*** THE INPUT ***
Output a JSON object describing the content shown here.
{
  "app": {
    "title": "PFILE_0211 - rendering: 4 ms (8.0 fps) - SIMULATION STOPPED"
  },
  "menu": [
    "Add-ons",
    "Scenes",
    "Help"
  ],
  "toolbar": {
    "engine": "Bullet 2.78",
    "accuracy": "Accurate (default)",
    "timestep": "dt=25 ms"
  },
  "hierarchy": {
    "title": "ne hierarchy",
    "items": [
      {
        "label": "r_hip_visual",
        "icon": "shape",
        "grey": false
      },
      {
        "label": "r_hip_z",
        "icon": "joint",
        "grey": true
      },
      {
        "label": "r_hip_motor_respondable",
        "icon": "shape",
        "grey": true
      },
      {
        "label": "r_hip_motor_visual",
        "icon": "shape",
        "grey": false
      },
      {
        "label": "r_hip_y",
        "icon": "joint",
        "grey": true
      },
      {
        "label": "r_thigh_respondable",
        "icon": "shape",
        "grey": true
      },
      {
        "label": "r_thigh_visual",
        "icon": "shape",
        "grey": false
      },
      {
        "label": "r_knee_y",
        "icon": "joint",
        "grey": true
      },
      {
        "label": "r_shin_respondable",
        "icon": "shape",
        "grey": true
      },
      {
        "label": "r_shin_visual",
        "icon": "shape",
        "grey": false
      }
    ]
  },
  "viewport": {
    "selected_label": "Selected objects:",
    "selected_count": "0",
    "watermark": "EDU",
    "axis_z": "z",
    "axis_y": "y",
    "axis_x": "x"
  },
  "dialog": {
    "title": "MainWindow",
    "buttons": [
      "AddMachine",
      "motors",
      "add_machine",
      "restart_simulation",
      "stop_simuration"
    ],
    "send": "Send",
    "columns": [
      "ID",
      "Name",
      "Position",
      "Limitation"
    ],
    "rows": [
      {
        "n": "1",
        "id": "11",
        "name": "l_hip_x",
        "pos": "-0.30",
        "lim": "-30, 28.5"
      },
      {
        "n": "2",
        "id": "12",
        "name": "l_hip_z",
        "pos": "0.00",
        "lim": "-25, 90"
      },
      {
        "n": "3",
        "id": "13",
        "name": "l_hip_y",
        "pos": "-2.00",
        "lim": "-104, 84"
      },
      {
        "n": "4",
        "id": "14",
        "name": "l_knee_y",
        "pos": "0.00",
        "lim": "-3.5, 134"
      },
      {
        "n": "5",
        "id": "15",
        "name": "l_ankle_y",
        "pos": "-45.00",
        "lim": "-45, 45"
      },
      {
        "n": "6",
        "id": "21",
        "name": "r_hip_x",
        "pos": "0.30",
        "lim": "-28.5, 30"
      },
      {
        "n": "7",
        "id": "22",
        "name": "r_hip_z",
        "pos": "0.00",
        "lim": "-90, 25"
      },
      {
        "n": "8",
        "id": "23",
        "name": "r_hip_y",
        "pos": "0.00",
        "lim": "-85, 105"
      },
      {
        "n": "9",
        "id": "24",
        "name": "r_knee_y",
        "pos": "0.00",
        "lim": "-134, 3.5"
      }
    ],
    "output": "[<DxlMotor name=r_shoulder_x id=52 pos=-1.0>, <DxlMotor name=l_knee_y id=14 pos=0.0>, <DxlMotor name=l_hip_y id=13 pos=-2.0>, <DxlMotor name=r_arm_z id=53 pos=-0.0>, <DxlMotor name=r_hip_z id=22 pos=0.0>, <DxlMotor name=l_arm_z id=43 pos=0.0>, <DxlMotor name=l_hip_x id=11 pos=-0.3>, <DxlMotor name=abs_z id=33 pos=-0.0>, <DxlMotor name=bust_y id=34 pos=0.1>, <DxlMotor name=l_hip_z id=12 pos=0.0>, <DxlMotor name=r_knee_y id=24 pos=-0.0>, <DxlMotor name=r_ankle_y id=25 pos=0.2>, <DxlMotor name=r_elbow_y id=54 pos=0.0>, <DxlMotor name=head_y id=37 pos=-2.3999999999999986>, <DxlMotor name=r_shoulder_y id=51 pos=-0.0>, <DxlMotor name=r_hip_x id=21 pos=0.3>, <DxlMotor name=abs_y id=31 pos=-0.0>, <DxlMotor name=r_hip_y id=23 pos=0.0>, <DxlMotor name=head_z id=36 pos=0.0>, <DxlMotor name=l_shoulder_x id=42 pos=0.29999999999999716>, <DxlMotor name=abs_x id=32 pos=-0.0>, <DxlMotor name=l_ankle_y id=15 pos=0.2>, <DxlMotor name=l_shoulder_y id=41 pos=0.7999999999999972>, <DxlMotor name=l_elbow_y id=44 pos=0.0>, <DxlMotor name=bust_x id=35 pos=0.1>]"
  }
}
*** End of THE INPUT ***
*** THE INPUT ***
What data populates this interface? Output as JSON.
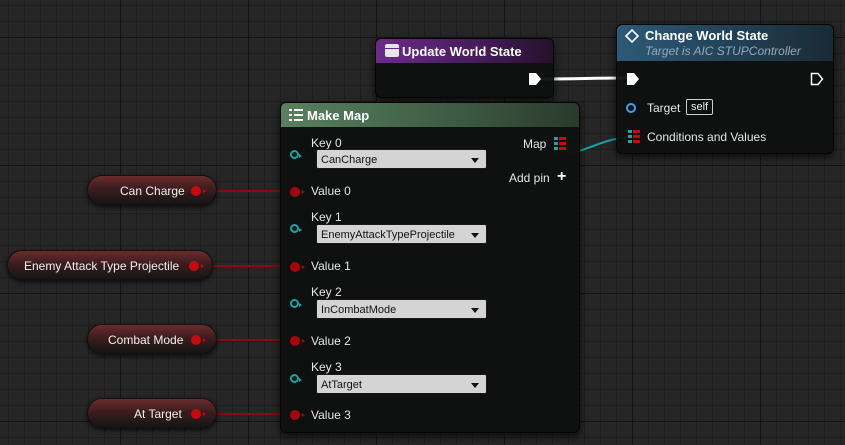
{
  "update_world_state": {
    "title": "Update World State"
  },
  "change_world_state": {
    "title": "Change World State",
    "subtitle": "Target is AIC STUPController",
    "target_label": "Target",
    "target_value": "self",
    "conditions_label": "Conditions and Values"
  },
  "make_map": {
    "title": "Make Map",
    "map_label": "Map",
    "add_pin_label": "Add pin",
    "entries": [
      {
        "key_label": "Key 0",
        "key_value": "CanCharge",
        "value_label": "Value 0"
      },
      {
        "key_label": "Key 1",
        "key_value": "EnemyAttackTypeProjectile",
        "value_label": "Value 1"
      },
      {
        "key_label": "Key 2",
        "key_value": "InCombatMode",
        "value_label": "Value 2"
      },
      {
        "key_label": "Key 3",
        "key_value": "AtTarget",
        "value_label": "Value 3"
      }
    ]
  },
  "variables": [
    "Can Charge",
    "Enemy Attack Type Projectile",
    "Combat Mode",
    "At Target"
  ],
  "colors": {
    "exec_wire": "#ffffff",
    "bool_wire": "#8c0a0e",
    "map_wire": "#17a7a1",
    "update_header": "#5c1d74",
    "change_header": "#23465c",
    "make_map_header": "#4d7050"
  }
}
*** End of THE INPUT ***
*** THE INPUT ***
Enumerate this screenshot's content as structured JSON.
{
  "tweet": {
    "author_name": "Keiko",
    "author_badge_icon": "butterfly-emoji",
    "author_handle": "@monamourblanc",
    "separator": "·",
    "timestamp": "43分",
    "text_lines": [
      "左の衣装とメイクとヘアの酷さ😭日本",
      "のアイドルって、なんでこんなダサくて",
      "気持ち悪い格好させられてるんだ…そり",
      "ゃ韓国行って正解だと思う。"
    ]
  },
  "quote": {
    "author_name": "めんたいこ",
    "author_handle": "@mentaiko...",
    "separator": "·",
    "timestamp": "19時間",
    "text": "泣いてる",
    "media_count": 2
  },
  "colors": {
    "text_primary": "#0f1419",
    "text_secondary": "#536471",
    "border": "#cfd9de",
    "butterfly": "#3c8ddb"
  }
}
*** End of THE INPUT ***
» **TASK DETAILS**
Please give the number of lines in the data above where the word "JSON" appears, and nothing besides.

» **FINAL ANSWER**
3